Soon I will be posting the cover design that took a while mainly because of my changing thoughts about this multi-layered story of the Satpanth Khojah Bai on the savannah.

Sultan Somjee

Atula Shah said...

Hi Sultan,
I just got the link to the post today. Well Juggu bazaar as it was known in those days is now known as Njugu lane. Around the 60's, 70's, 80's till up to 2000, the shops in the lane were owned by Indian gujarati traders, all wholesale shops dealing in textile fabrics. Well that has changed just one shop now dealing in textile fabrics, some have been turned into stores, few restaurants, a Cocacola distributor, few shops selling various items. We are family owned business still in Njugu lane for the past 50years, my grandfather & father retired some years ago. We are using the shop as an office. We had been talking of moving to Westlands area, however the charm of being in the CBD & in the lane is not anywhere else. You are most wellcome to visit us on Njugu lane.
Atula Shah

Sultan Somjee said...

Hi Atula:

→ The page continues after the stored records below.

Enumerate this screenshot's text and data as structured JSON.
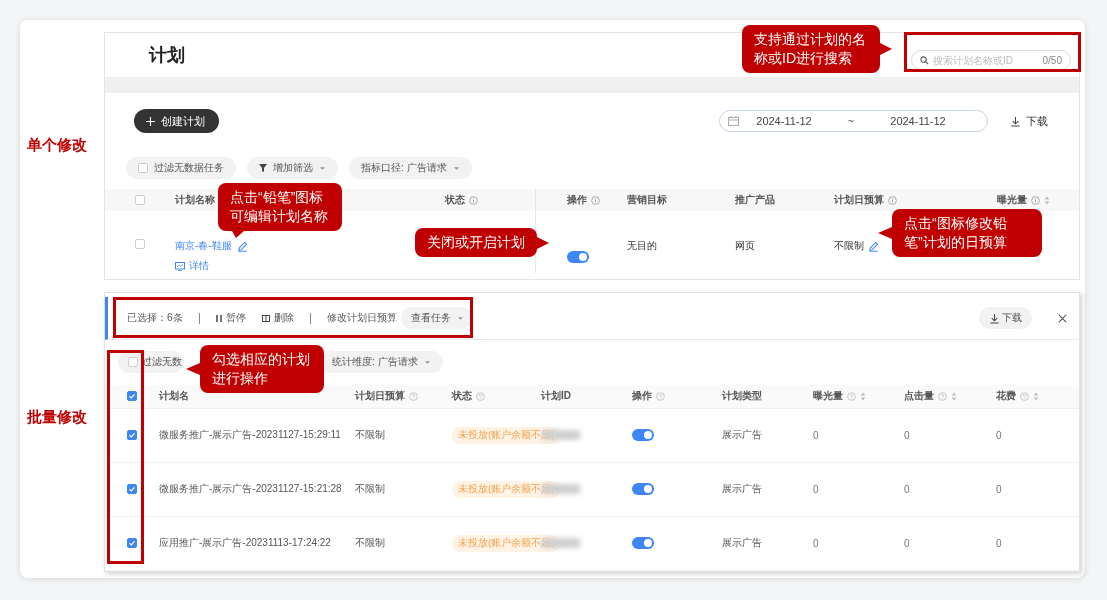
{
  "single": {
    "label": "单个修改",
    "page_title": "计划",
    "search": {
      "placeholder": "搜索计划名称或ID",
      "count": "0/50"
    },
    "create_button": "创建计划",
    "date_range": {
      "start": "2024-11-12",
      "separator": "~",
      "end": "2024-11-12"
    },
    "download": "下载",
    "filters": [
      {
        "kind": "checkbox",
        "label": "过滤无数据任务",
        "checked": false
      },
      {
        "kind": "filter",
        "label": "增加筛选"
      },
      {
        "kind": "select",
        "label": "指标口径: 广告请求"
      }
    ],
    "table": {
      "select_all_checked": false,
      "columns": [
        {
          "label": "计划名称",
          "kind": "plain"
        },
        {
          "label": "状态",
          "kind": "info"
        },
        {
          "label": "操作",
          "kind": "info"
        },
        {
          "label": "营销目标",
          "kind": "plain"
        },
        {
          "label": "推广产品",
          "kind": "plain"
        },
        {
          "label": "计划日预算",
          "kind": "info"
        },
        {
          "label": "曝光量",
          "kind": "sortable"
        }
      ],
      "rows": [
        {
          "checked": false,
          "name": "南京-春-鞋服",
          "detail": "详情",
          "on": true,
          "goal": "无目的",
          "product": "网页",
          "budget": "不限制"
        }
      ]
    }
  },
  "batch": {
    "label": "批量修改",
    "selection": "已选择：6条",
    "actions": [
      {
        "kind": "pause",
        "label": "暂停"
      },
      {
        "kind": "delete",
        "label": "删除"
      },
      {
        "kind": "plain",
        "label": "修改计划日预算"
      },
      {
        "kind": "dropdown",
        "label": "查看任务"
      }
    ],
    "download": "下载",
    "filters": [
      {
        "kind": "checkbox",
        "label": "过滤无数",
        "checked": false
      },
      {
        "kind": "select",
        "label": "统计维度: 广告请求"
      }
    ],
    "table": {
      "select_all_checked": true,
      "columns": [
        {
          "label": "计划名",
          "kind": "plain"
        },
        {
          "label": "计划日预算",
          "kind": "info"
        },
        {
          "label": "状态",
          "kind": "info"
        },
        {
          "label": "计划ID",
          "kind": "plain"
        },
        {
          "label": "操作",
          "kind": "info"
        },
        {
          "label": "计划类型",
          "kind": "plain"
        },
        {
          "label": "曝光量",
          "kind": "sortable"
        },
        {
          "label": "点击量",
          "kind": "sortable"
        },
        {
          "label": "花费",
          "kind": "sortable"
        }
      ],
      "rows": [
        {
          "checked": true,
          "name": "微服务推广-展示广告-20231127-15:29:11",
          "budget": "不限制",
          "status": "未投放(账户余额不足)",
          "on": true,
          "type": "展示广告",
          "impressions": "0",
          "clicks": "0",
          "cost": "0"
        },
        {
          "checked": true,
          "name": "微服务推广-展示广告-20231127-15:21:28",
          "budget": "不限制",
          "status": "未投放(账户余额不足)",
          "on": true,
          "type": "展示广告",
          "impressions": "0",
          "clicks": "0",
          "cost": "0"
        },
        {
          "checked": true,
          "name": "应用推广-展示广告-20231113-17:24:22",
          "budget": "不限制",
          "status": "未投放(账户余额不足)",
          "on": true,
          "type": "展示广告",
          "impressions": "0",
          "clicks": "0",
          "cost": "0"
        }
      ]
    }
  },
  "callouts": [
    "支持通过计划的名称或ID进行搜索",
    "点击“铅笔”图标可编辑计划名称",
    "关闭或开启计划",
    "点击“图标修改铅笔”计划的日预算",
    "勾选相应的计划进行操作"
  ]
}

How nice to read your email. In 1920s my mother's family lived in Jugu Bazaar where my grandfather sold dried fish. In my childhood I used to come to the Bazaar with my aunts and mother. There was a shop there called Atul's - famous for threads and buttons. Rajan Lajli's bead shop was on the opposite side. Would you know of other bead families?

I will certainly visit your shop when I am in Nairobi. Thank you for the invitation. I live in Vancouver now. If you are around this part of the world, please contact me so we can meet for coffee at least.

best regards,
Sultan Somjee